The examiner does not anticipate finding all unique traits of the questioned writing in each known writing. In the same way, the unique traits in one known writing exemplar may not be found in all writings of the same person.
When all the traits of the writing in question are found across the known writings, the document examiner opines in the direction of identifying the writer of the known writing as the writer of the questioned writing. When unique traits found in the questioned writing are not found in the known writings, the document examiner opines in the direction of eliminating the writer of the known writings as the writer of the questioned writing.
In no circumstances has a document examiner proven a person either wrote or did not write the document. Additional evidence can cause the examiner to modify their original opinion if new evidence falsifies the original opinion. This is why the document examiner should be presented with as many known handwriting samples as possible.
Study results of document examination

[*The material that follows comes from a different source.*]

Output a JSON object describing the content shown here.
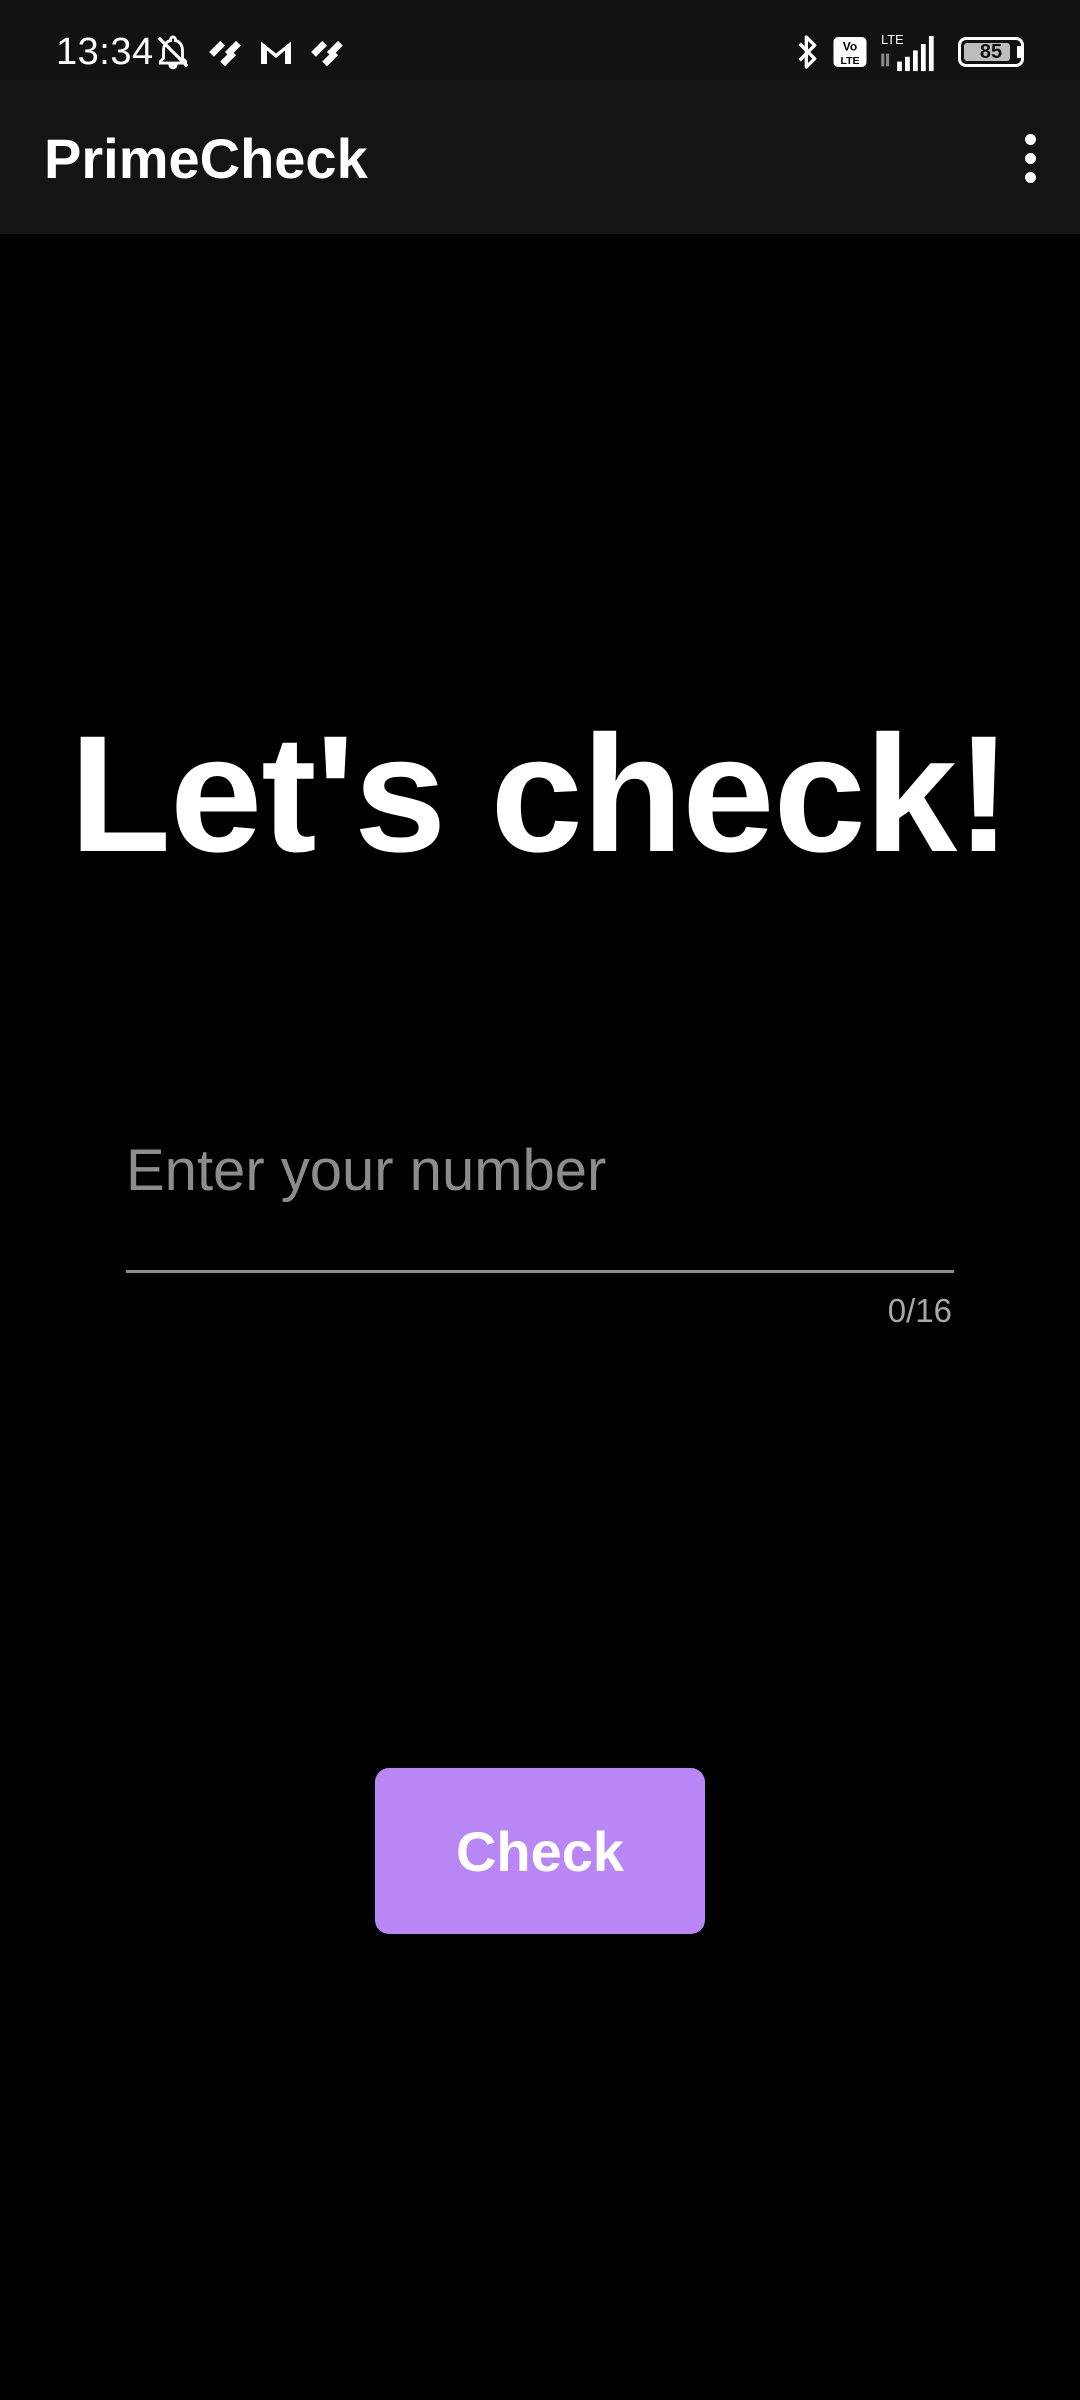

Starzecpyzel produced a substantial body of research to determine the validity of forensic handwriting analysis. Controlled university studies comparing the skill of trained document examiners have been performed.

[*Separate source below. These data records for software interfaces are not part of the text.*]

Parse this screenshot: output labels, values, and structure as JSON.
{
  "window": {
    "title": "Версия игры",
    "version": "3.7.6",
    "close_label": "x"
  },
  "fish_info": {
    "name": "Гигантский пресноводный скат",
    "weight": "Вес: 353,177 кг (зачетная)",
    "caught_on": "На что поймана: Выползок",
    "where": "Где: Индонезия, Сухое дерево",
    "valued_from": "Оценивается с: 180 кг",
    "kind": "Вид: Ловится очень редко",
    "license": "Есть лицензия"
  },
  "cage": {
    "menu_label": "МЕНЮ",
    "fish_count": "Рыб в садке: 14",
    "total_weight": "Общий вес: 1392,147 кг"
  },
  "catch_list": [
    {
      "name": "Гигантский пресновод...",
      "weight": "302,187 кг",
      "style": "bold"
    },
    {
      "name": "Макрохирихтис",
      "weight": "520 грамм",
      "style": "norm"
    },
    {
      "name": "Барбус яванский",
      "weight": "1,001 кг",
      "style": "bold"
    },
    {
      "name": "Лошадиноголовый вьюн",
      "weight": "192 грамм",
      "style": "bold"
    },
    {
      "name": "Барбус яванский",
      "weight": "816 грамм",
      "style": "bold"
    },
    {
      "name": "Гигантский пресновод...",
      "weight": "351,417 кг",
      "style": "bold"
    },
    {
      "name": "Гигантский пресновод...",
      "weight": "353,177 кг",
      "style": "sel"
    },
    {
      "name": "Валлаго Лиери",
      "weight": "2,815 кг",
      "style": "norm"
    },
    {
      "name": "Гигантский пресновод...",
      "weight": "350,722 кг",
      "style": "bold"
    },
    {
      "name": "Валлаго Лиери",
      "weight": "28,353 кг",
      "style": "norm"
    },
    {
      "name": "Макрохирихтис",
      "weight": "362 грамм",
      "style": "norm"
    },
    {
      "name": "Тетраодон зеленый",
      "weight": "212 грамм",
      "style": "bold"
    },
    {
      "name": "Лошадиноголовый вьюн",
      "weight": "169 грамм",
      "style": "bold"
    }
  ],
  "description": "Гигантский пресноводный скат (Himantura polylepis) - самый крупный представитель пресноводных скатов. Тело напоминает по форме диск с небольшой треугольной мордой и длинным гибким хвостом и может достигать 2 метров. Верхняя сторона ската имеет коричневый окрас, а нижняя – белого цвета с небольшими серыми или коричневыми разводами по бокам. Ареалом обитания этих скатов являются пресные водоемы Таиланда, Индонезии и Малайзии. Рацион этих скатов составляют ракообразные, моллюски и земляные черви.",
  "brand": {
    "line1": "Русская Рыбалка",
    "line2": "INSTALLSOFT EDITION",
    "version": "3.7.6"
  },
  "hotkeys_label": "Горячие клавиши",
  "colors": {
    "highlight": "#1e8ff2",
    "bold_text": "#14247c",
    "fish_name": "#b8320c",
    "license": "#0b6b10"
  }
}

Independent researchers also have conducted studies to determine whether trained document examiners are better at identifying whether someone wrote a document or signature.
Each study has shown statistically significant differences between trained examiners and lay people. Many of these studies have been published in peer reviewed journals.
Application of scientific techniques to altered documents
Forensic document examiners often are asked to determine a document’s authenticity. Documents may be altered using computer software such as Photoshop. A signature may be authentic, yet it was copied from another document. Photocopiers are so good that it is often visually difficult to determine whether a signature was produced with ink or is a photocopy.
A document examiner uses a microscope to view the signature to see how it was constructed. A hypothesis that the signature is authentic can be falsified by evidence of photocopying. Applying the scientific method, the document examiner attempts to falsify the hypothesis that the image is authentic.
A common method of altering documents is to use a similarly colored pen to change a number such as a 1 into a 4, 7, or 9. Although the change cannot be visually discerned, infrared light can be used to differentiate the inks.
Ultraviolet light may be used to identify alterations such as erasures or different paper used for different pages of a document such as a contract or a will.
In one case, I identified an inserted page in a trust by magnifying the way the toner was laid down on the various pages. The page in question was different from the other 14 pages of the trust. It had a printer-induced defect.
My initial hypothesis was that all pages would show the same printing if all were printed with the same printer. If this were true, this particular defect would have appeared on every page or every third or fourth, depending on the source of the defect. However, the defect appeared on only the page in question. Thus, the hypothesis was falsified. I opined the page in question was printed either at a different time or a different printer than the remainder of the trust.
Is forensic document examination a science? Forensic document examiners are “skilled experts” who apply the scientific method to their discipline. Although forensic document examination is not an exacting science such as mathematics, a science-based approach is required to support the opinion expressed in a case accurately.
Not all FDEs apply a science-based approach to their methodology. Ask your document examiner what methods they use to apply the scientific approach.
About the author
Mike Wakshull is a forensic document examiner based in Temecula, CA. He holds a graduate school certificate in forensic document examination and is author of Forensic Document Examination for Legal Professionals.